Am I Going Crazy? No You're Grieving
Am I Going Crazy?—An all-too frequent question from grievers.
by Russell Friedman & John W. James of The Grief Recovery Institute
"I’ve had the experience of being in one room, deciding to go to another room to do something, and when I get there, I don’t have a clue what I’m there for. Am I going crazy?”
No, you’re not crazy. For most people, the immediate response to the awareness of the death of someone important to them is a sense of numbness. After that initial numbness wears off, the most common physiological reaction is a reduced ability to concentrate. The rest of the world goes out of focus. Nothing else is important. It is normal and natural that your entire being is centered on what happened and your relationship with the person who died.
The length of time that the reduced ability to concentrate lasts is individual and can vary from a few days to several months, and even longer. It is not a sign that there’s something wrong with you. Realistically, the fact that the emotional impact of the death of that person has altered your day-to-day routines indicates something very healthy. It would make no sense for you not to be affected by the death.
It is normal to drift out of focus in response to conscious or unconscious memories of the person who died. Please be gentle with yourself in allowing that your focus is not on the actions of life, but on your reactions to a death. If you’re at work, you can take little “grief breaks” as needed. It’s a good idea to establish a safe person at work whom you can talk to when and if you get overwhelmed. It’s also smart to have a phone pal you can call when the emotions keep you from concentrating. The breaks and chats will make you able to do the work you need to do.

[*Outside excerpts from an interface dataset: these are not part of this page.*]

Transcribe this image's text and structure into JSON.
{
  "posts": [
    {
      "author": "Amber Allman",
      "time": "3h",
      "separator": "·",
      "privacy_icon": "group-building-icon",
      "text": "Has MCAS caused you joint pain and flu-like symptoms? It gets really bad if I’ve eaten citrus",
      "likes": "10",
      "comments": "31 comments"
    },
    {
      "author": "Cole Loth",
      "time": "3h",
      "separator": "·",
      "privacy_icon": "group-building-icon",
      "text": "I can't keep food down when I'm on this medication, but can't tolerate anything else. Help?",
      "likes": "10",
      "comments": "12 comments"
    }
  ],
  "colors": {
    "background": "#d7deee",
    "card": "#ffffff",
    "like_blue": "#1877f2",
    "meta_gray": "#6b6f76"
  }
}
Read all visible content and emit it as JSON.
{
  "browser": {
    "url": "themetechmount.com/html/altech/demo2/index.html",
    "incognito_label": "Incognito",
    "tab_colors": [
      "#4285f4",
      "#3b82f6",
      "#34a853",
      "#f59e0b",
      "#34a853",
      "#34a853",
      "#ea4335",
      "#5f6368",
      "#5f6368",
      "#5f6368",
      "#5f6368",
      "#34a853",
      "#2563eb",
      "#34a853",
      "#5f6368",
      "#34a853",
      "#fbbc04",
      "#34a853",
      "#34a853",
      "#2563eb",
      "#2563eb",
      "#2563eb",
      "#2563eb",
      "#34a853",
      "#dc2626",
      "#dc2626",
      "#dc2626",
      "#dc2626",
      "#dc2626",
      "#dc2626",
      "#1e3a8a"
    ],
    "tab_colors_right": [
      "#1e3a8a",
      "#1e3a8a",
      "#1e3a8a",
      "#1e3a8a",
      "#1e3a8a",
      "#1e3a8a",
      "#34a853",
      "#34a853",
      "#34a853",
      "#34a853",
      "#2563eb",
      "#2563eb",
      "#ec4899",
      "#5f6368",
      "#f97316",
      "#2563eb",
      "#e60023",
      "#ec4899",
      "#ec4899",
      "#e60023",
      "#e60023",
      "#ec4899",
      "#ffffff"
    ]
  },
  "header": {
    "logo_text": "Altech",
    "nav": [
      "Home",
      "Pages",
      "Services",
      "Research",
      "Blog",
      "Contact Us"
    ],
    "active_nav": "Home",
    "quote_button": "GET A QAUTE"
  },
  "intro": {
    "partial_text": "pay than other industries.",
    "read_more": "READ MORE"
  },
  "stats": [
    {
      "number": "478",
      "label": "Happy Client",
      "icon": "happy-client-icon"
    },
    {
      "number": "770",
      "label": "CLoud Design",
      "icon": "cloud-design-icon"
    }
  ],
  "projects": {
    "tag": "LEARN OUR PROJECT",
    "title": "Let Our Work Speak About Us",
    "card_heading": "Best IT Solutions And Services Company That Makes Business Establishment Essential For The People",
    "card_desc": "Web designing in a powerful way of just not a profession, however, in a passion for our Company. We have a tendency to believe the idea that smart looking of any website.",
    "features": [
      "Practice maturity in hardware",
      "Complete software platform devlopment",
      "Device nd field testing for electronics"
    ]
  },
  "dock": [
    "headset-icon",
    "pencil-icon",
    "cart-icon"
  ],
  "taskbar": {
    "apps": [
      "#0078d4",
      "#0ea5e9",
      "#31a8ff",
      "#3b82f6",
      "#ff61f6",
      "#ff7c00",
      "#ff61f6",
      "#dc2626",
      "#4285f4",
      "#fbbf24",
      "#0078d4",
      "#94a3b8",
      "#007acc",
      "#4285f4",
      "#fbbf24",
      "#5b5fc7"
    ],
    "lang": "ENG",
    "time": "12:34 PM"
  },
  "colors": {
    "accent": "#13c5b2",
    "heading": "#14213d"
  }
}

Please keep in mind that it’s important to focus while driving a car. It’s not safe to drive with tears in your eyes. If need be, pull over. Allow yourself to have whatever emotions come up, and maybe call someone and talk for a while before you get back on the road.
When Your Heart Is Broken, Your Head Doesn’t Work Right
Along with not being able to concentrate, your thinking ability and judgment may be limited. That’s why grieving people are advised to be careful about making major life decisions in the aftermath of the death of someone important to them. To put it in simple terms, when your heart is broken, your head doesn’t work right. You must take care either not to make big decisions until you regain your ability to focus, or make sure you have people you trust to help you understand your choices and the consequences of what you decide.
There are other common physiological reactions to grief. Sleeping habits are often disrupted for an extended period of time. You may find yourself unable to sleep, or you may not be able to get out of bed. You can even go back and forth between those extremes. Eating patterns are also subject to confusion. You may not be able to eat at all, or you may not be able to stop. You can also ping-pong between those extremes. Sleeping and eating disruptions aren’t as common as the reduced ability to concentrate, but they can be really uncomfortable. If they happen, it also doesn’t mean you’re going crazy. It just means that your routines and habits are out of sync.
Another common grief reaction is best described as a roller coaster of emotions. It can be a wild ride, with tremendous emotional shifts. But, like concentration and the eating and sleeping issues, that roller coaster is one of the typical responses to the death of someone important to you. Don’t fight it, just go along for the ride, no matter how bumpy it might be. When it happens, it’s a good idea to call a friend, and talk about what you’re feeling. Talking about what you’re experiencing helps make sure you don’t trap your feelings inside.
Normal and Natural—Not Crazy
One of the most important things we can tell you is that the reduced ability to concentrate, the disruption of sleeping and eating patterns’ and the roller coaster of emotions are all normal and natural reactions to death. There is nothing crazy about them or you.
Those reactions usually diminish within time as you adapt to life without the person who died. But time doesn’t heal emotional wounds, nor does it complete anything that may have been left emotionally unfinished when the person died. Sometimes it’s just the feeling of wanting to have said one more “I love you and goodbye.” Sometimes it is a more complex set of communications that would include apologies, forgiveness, and significant emotional statements.
It is always helpful to take action to help you discover and complete anything that was left unfinished. Doing so will allow you to have fond memories not turn painful. It will also help you remember your person the way you knew them in life. And it will help you continue a life of meaning and value, even though it is altered by the absence of the person who died.
Above all, allow yourself to be out of rhythm. As we said, be careful when you’re driving and be cautious when making major decisions. Be gentle with yourself as you make your re-entry back into the flow of your life. But don’t judge yourself harshly because you are having any or all of the reactions we mentioned.